On Bangladesh's river islands, villagers contend with treacherous flash flooding, yet depend on water for jute farming, commerce, transportation, and recreation.
It's the fifth largest river in the world. In India it's known as the Bramaputra. Once it crosses into Bangladesh it's called the Jamuna (and the first bridge across the Jamuna River – a span of five kilometers -- wasn't built until 1998). Whatever you call it, monsoons combined with snow and glacier melt upstream bring stunning amounts of water and silt through Bangladesh. This causes rivers to become shallower and wider, triggering extensive riverbank erosion, washing away entire islands (called "chars"), while creating new ones overnight. This keeps the residents here, among the poorest in Bangladesh, on their toes, both figuratively and literally.
Despite the danger and poverty, I was struck by the beauty of the landscape and the joy the residents show in their daily lives.
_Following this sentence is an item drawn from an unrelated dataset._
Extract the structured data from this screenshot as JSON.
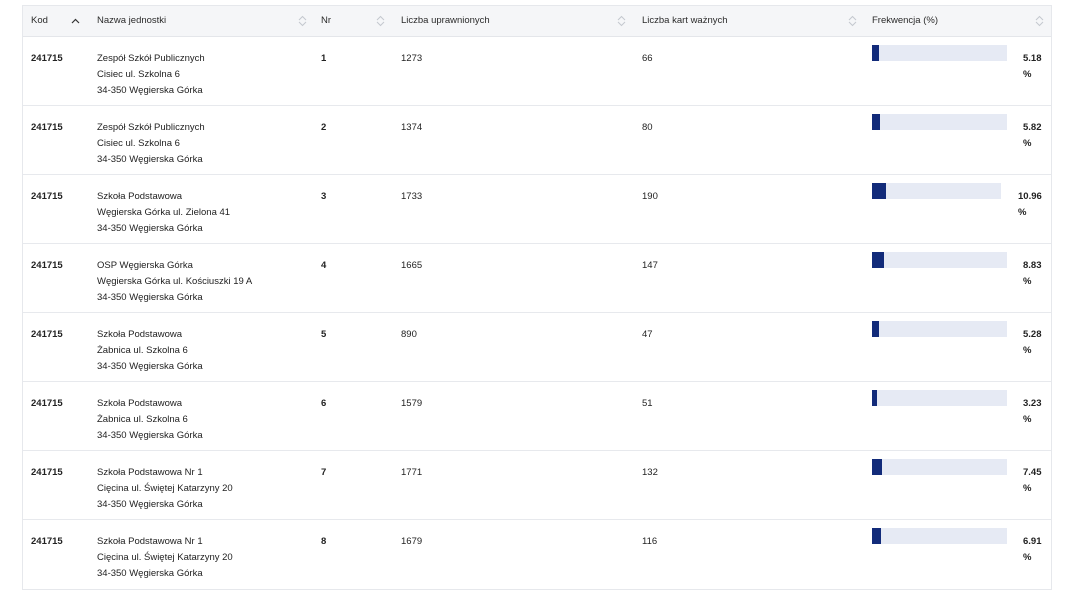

Their obvious comfort with the water bespeaks a community that is resilient and adaptable, qualities that will give them a comparative advantage as we all face the new climate reality.